Even in a fully hierarchical organization, all employees or members would ideally have a contract describing their duties and their compensation. Too many workers are obliged to do whatever some higher-ranking person decides is needed at the moment. This is less egregious than slavery, but more egregious than it needs to be. The result can be abuse, unionization, many laws, resentments, and class envy.
The idea that some people are to be more respected than others is not productive, constructive, or psychologically healthy. Workers need to be compensated for what they do without assigning to them a relative social rank. A skilled task such as periodically analyzing and reporting the financial condition of a company is worth a substantial salary, but elements of a superior or subordinate relationship with other workers should not be included among responsibilities or obligations. Why? It is because worker resentment is counterproductive. Each job exists because the organization needs that particular service. Some jobs are worth more compensation than others, but that is no reason to define social classes.
In the United states, groups organized both for a social purpose and to return a profit for investors often conduct business under two corporations. This would be unnecessary if government did not reward some activities more than others with tax exemptions. It would only be necessary to account for the proper expenditure of charitable contributions as represented by the organization, in addition to following reasonable investment regulation.
One psychological factor that biases the choice of structure is the power motive.
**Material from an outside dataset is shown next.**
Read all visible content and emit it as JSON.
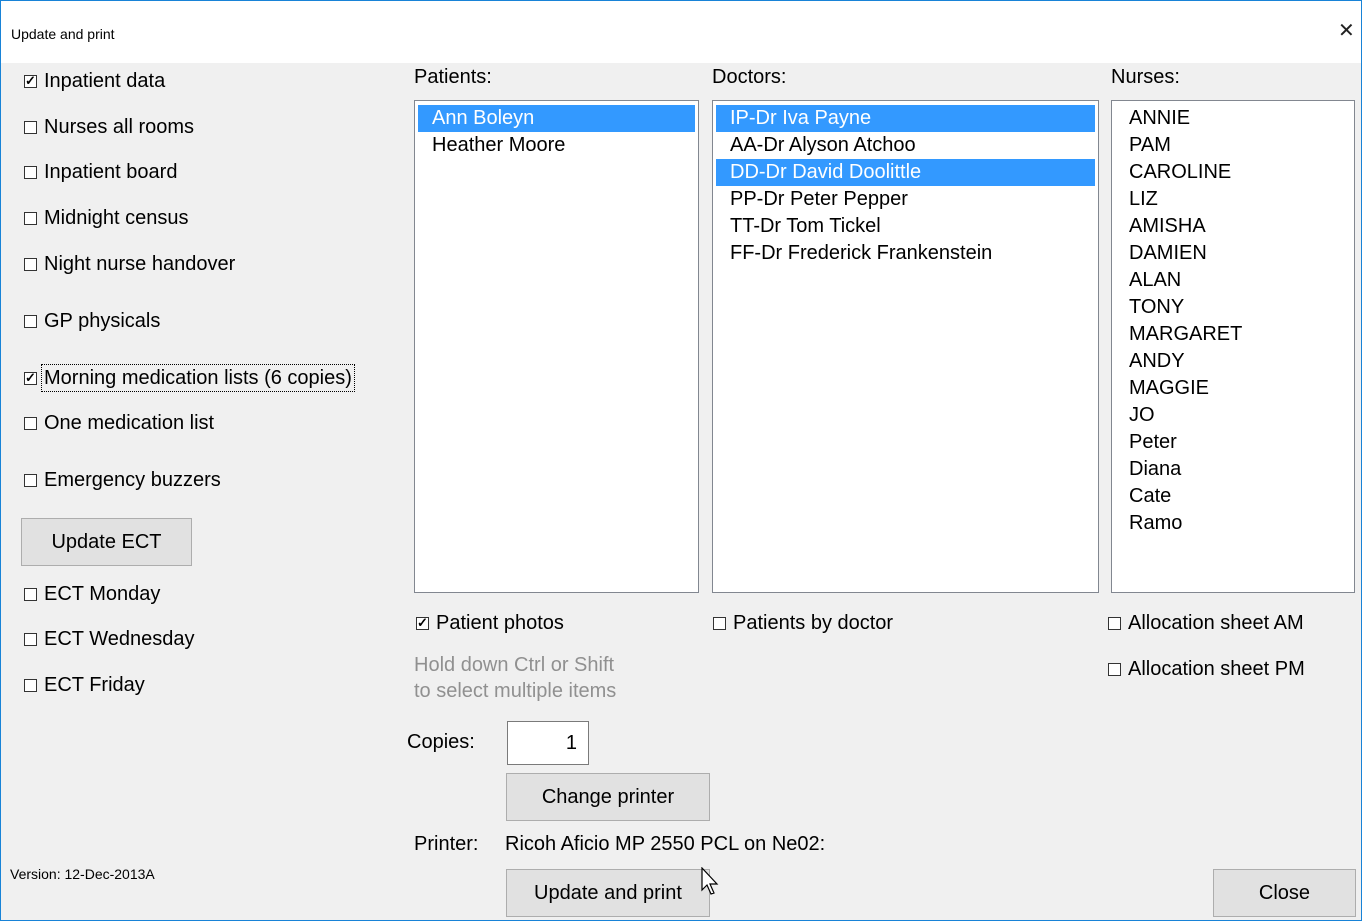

Aspiring to leadership roles for their conspicuous perquisites and social distinction rather than aspiring to become a member valued for constructive service is a too common. The incentives of leadership are wrong. The authoritarian features of leadership tend to corrupt people. Leadership roles which socially reward the power motive are injurious to personal relationships and to the culture as a whole. Even though it is widely tolerated, people can now prosper without it.